Description of the task:
Exact copies of all the entries are needed.
:: Data supplied ::
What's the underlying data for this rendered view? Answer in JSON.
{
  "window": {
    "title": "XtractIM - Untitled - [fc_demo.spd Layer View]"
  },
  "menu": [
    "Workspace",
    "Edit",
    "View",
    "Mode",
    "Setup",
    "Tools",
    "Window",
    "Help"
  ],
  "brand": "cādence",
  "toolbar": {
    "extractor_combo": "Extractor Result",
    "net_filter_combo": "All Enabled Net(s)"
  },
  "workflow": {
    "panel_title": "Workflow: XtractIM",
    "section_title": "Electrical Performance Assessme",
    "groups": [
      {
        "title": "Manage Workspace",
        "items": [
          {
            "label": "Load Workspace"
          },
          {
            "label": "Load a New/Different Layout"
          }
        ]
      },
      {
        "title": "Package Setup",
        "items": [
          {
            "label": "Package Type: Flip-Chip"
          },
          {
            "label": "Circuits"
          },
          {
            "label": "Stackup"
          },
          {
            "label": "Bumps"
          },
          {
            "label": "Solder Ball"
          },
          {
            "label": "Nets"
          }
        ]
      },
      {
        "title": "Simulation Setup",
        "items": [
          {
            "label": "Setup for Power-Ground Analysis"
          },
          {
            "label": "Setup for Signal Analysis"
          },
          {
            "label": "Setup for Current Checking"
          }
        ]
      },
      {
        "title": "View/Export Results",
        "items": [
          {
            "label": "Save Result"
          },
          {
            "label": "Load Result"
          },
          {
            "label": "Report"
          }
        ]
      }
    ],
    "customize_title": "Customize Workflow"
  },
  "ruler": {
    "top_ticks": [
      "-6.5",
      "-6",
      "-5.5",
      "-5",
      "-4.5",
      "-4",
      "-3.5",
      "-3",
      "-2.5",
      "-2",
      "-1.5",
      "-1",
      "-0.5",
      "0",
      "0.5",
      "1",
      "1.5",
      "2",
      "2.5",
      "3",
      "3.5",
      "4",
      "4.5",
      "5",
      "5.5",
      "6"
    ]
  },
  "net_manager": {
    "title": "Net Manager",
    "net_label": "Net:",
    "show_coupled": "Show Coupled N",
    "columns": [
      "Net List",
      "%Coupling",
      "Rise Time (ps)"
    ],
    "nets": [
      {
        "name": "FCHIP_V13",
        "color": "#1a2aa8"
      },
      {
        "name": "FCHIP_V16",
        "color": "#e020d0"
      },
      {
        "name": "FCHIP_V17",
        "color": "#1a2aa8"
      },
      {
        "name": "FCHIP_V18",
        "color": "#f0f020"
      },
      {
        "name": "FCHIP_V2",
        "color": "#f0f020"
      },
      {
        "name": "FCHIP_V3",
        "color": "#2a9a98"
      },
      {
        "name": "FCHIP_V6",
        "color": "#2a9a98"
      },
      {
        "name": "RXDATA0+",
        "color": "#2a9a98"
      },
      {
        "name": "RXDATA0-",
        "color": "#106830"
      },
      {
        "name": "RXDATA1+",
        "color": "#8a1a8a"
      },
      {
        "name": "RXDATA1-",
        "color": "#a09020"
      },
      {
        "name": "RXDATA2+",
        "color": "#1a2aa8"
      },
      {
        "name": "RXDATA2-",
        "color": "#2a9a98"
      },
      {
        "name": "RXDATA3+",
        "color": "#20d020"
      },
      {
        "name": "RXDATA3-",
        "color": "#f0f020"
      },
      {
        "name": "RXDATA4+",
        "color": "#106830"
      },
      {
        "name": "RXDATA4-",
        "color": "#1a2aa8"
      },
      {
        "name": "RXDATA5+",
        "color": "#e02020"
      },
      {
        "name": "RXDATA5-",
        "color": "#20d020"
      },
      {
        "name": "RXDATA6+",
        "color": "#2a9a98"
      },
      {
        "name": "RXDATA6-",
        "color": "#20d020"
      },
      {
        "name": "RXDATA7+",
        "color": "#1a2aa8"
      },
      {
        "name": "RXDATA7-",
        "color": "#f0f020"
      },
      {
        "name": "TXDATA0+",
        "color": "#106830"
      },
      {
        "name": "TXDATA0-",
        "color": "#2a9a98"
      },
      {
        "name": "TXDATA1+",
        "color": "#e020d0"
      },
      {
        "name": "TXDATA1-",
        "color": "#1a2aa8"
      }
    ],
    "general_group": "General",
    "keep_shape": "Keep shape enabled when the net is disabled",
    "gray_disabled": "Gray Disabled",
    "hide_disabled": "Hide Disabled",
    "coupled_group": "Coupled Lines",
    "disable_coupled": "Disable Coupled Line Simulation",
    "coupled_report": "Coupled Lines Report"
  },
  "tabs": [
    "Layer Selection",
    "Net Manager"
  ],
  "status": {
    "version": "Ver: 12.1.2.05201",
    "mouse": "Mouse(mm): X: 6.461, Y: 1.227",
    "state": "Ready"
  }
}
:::
Solved problem:
What's the underlying data for this rendered view? Answer in JSON.
{
  "window": {
    "title": "XtractIM - Untitled - [fc_demo.spd Layer View]"
  },
  "menu": [
    "Workspace",
    "Edit",
    "View",
    "Mode",
    "Setup",
    "Tools",
    "Window",
    "Help"
  ],
  "brand": "cādence",
  "toolbar": {
    "extractor_combo": "Extractor Result",
    "net_filter_combo": "All Enabled Net(s)"
  },
  "workflow": {
    "panel_title": "Workflow: XtractIM",
    "section_title": "Electrical Performance Assessme",
    "groups": [
      {
        "title": "Manage Workspace",
        "items": [
          {
            "label": "Load Workspace"
          },
          {
            "label": "Load a New/Different Layout"
          }
        ]
      },
      {
        "title": "Package Setup",
        "items": [
          {
            "label": "Package Type: Flip-Chip"
          },
          {
            "label": "Circuits"
          },
          {
            "label": "Stackup"
          },
          {
            "label": "Bumps"
          },
          {
            "label": "Solder Ball"
          },
          {
            "label": "Nets"
          }
        ]
      },
      {
        "title": "Simulation Setup",
        "items": [
          {
            "label": "Setup for Power-Ground Analysis"
          },
          {
            "label": "Setup for Signal Analysis"
          },
          {
            "label": "Setup for Current Checking"
          }
        ]
      },
      {
        "title": "View/Export Results",
        "items": [
          {
            "label": "Save Result"
          },
          {
            "label": "Load Result"
          },
          {
            "label": "Report"
          }
        ]
      }
    ],
    "customize_title": "Customize Workflow"
  },
  "ruler": {
    "top_ticks": [
      "-6.5",
      "-6",
      "-5.5",
      "-5",
      "-4.5",
      "-4",
      "-3.5",
      "-3",
      "-2.5",
      "-2",
      "-1.5",
      "-1",
      "-0.5",
      "0",
      "0.5",
      "1",
      "1.5",
      "2",
      "2.5",
      "3",
      "3.5",
      "4",
      "4.5",
      "5",
      "5.5",
      "6"
    ]
  },
  "net_manager": {
    "title": "Net Manager",
    "net_label": "Net:",
    "show_coupled": "Show Coupled N",
    "columns": [
      "Net List",
      "%Coupling",
      "Rise Time (ps)"
    ],
    "nets": [
      {
        "name": "FCHIP_V13",
        "color": "#1a2aa8"
      },
      {
        "name": "FCHIP_V16",
        "color": "#e020d0"
      },
      {
        "name": "FCHIP_V17",
        "color": "#1a2aa8"
      },
      {
        "name": "FCHIP_V18",
        "color": "#f0f020"
      },
      {
        "name": "FCHIP_V2",
        "color": "#f0f020"
      },
      {
        "name": "FCHIP_V3",
        "color": "#2a9a98"
      },
      {
        "name": "FCHIP_V6",
        "color": "#2a9a98"
      },
      {
        "name": "RXDATA0+",
        "color": "#2a9a98"
      },
      {
        "name": "RXDATA0-",
        "color": "#106830"
      },
      {
        "name": "RXDATA1+",
        "color": "#8a1a8a"
      },
      {
        "name": "RXDATA1-",
        "color": "#a09020"
      },
      {
        "name": "RXDATA2+",
        "color": "#1a2aa8"
      },
      {
        "name": "RXDATA2-",
        "color": "#2a9a98"
      },
      {
        "name": "RXDATA3+",
        "color": "#20d020"
      },
      {
        "name": "RXDATA3-",
        "color": "#f0f020"
      },
      {
        "name": "RXDATA4+",
        "color": "#106830"
      },
      {
        "name": "RXDATA4-",
        "color": "#1a2aa8"
      },
      {
        "name": "RXDATA5+",
        "color": "#e02020"
      },
      {
        "name": "RXDATA5-",
        "color": "#20d020"
      },
      {
        "name": "RXDATA6+",
        "color": "#2a9a98"
      },
      {
        "name": "RXDATA6-",
        "color": "#20d020"
      },
      {
        "name": "RXDATA7+",
        "color": "#1a2aa8"
      },
      {
        "name": "RXDATA7-",
        "color": "#f0f020"
      },
      {
        "name": "TXDATA0+",
        "color": "#106830"
      },
      {
        "name": "TXDATA0-",
        "color": "#2a9a98"
      },
      {
        "name": "TXDATA1+",
        "color": "#e020d0"
      },
      {
        "name": "TXDATA1-",
        "color": "#1a2aa8"
      }
    ],
    "general_group": "General",
    "keep_shape": "Keep shape enabled when the net is disabled",
    "gray_disabled": "Gray Disabled",
    "hide_disabled": "Hide Disabled",
    "coupled_group": "Coupled Lines",
    "disable_coupled": "Disable Coupled Line Simulation",
    "coupled_report": "Coupled Lines Report"
  },
  "tabs": [
    "Layer Selection",
    "Net Manager"
  ],
  "status": {
    "version": "Ver: 12.1.2.05201",
    "mouse": "Mouse(mm): X: 6.461, Y: 1.227",
    "state": "Ready"
  }
}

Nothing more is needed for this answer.